Fifth, the lack of a seal on the warrant itself did not affect the warrant's validity. Under Wisconsin law, a search warrant need only be signed by a judge and be directed to a law-enforcement officer. See Wis. Stat. § 968.12(1). Although Avery points to a Wisconsin statute requiring all writs to bear the seal of the court, Wis. Stat. § 753.04, no published Wisconsin case has applied this requirement to search warrants. Moreover, the official form for search warrants that appears in the Wisconsin statutes does not indicate that a seal is required. See Wis. Stat. § 968.23. In any event, even if Wisconsin law required the warrant to bear the court's seal, there is no case holding that the Fourth Amendment is violated when a search or seizure is conducted pursuant to a warrant that lacks a seal required by state law. Thus, the defendants in this case would be entitled to qualified immunity. See Lowrance, 878 F.2d at 1017.

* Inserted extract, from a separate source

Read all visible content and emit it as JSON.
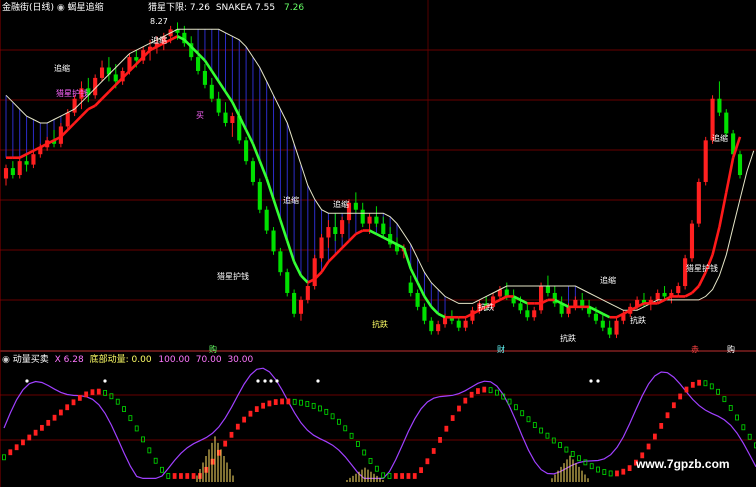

Sixth, the defendants were not required to obtain an extension of the warrant for any reason. Under Wisconsin law, a search warrant must be executed and returned within five days. See Wis. Stat. § 968.15(1). In the present case, the warrant was issued on November 5, 2005, and it was returned on November 7, 2005. (See Compl. Ex. 3.) Thus, the warrant was executed within the time permitted by law. Although the Grand Am remained in the custody of the state and Calumet County beyond five days, that was because it constituted evidence of a crime, since law-enforcement officers found bloodstains in the vehicle during their search.3 Wisconsin law provides that property that has been seized pursuant to a valid warrant may remain in the custody of law enforcement until it is no longer needed as evidence. See Wis. Stat. § 968.19. Thus, no extension of the warrant was needed.

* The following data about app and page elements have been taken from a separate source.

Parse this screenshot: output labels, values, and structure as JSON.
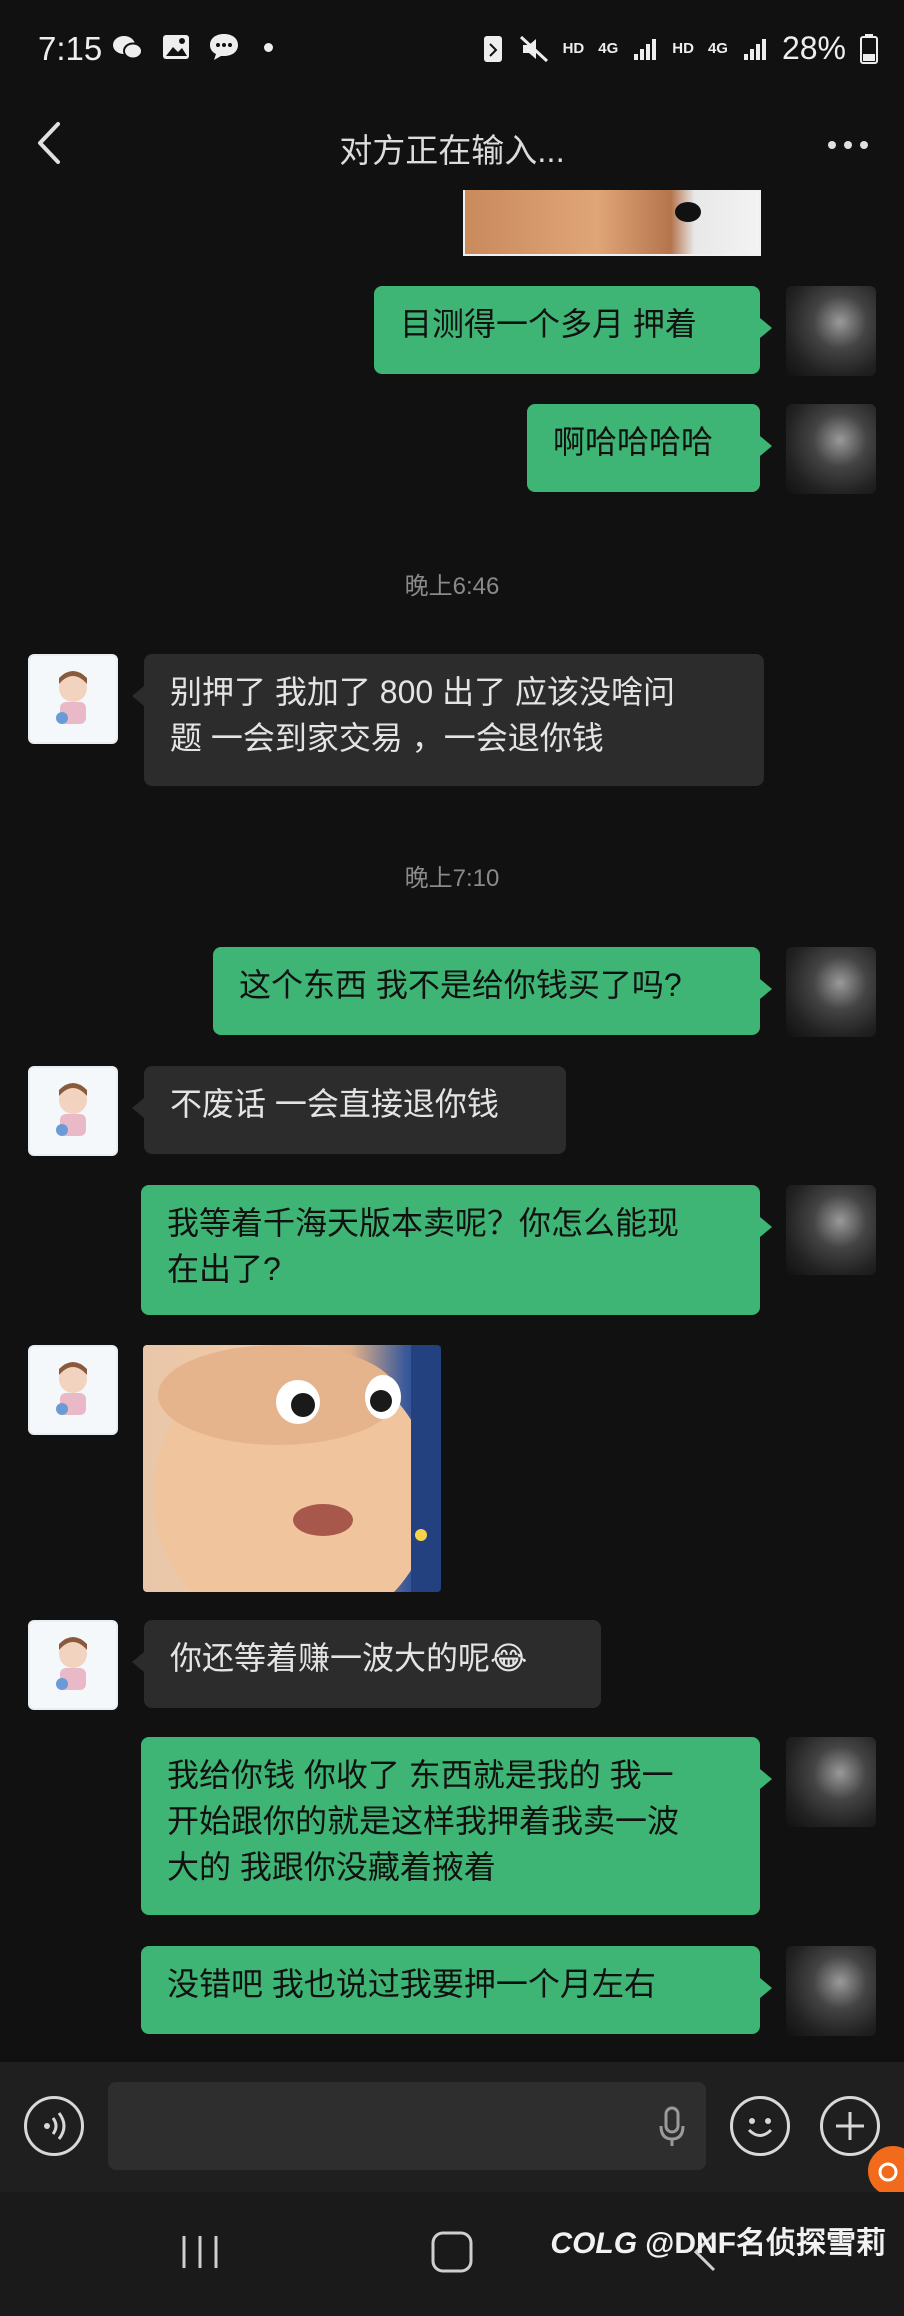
{
  "status_bar": {
    "time": "7:15",
    "network_labels": [
      "HD",
      "4G",
      "HD",
      "4G"
    ],
    "battery": "28%"
  },
  "header": {
    "title": "对方正在输入..."
  },
  "messages": [
    {
      "type": "timestamp",
      "text": "晚上6:46"
    },
    {
      "type": "timestamp",
      "text": "晚上7:10"
    }
  ],
  "chat": {
    "m1": "目测得一个多月 押着",
    "m2": "啊哈哈哈哈",
    "ts1": "晚上6:46",
    "m3_line1": "别押了  我加了 800 出了  应该没啥问",
    "m3_line2": "题 一会到家交易  ，一会退你钱",
    "ts2": "晚上7:10",
    "m4": "这个东西 我不是给你钱买了吗?",
    "m5": "不废话 一会直接退你钱",
    "m6_line1": "我等着千海天版本卖呢？你怎么能现",
    "m6_line2": "在出了?",
    "m7": "你还等着赚一波大的呢",
    "m7_emoji": "😂",
    "m8_line1": "我给你钱 你收了 东西就是我的 我一",
    "m8_line2": "开始跟你的就是这样我押着我卖一波",
    "m8_line3": "大的 我跟你没藏着掖着",
    "m9": "没错吧 我也说过我要押一个月左右"
  },
  "watermark": "@DNF名侦探雪莉",
  "watermark_logo": "COLG",
  "icons": [
    "back-icon",
    "more-icon",
    "voice-icon",
    "mic-icon",
    "emoji-icon",
    "plus-icon"
  ],
  "colors": {
    "sent_bubble": "#3eb574",
    "received_bubble": "#2c2c2c",
    "background": "#111111"
  }
}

Avery's final claim is that the defendants are liable for damaging the Grand Am and for using the gas that was in the tank at the time it was seized. The Fourth Amendment is violated when excessive or unnecessary destruction of property occurs during the course of an otherwise valid search. United States. v. Ramirez, 523 U.S. 65, 71 (1998); Heft v. Moore, 351 F.3d 278, 282 (7th Cir. 2003). In the present case, however, Avery does not allege that any of the named defendants damaged his vehicle or used his gas during the course of any search of the vehicle. Rather, he uses the passive voice and alleges only that the Grand Am was damaged and that it was missing gas when it was returned. No facts alleged in the complaint connect this damage or the missing gas to the actions of any of the named defendants. Therefore, this claim will be dismissed.
Accordingly, IT IS ORDERED that the defendants' motions to dismiss (ECF Nos. 16 & 30) are GRANTED.
IT IS FURTHER ORDERED that defendants Baldwin, Calumet County, Pagel, Van Akkeren, and Wiegert's motion to stay discovery (ECF No. 22) is DENIED AS MOOT.
IT IS FURTHER ORDERED that plaintiff's motion for leave to supplement his complaint (ECF No. 23) is DENIED.
IT IS FURTHER ORDERED that defendants Baldwin, Calumet County, Pagel, Van Akkeren, and Wiegert's motion to strike (ECF No. 36) is DENIED.
IT IS FURTHER ORDERED that the Clerk of Court enter judgment dismissing this action.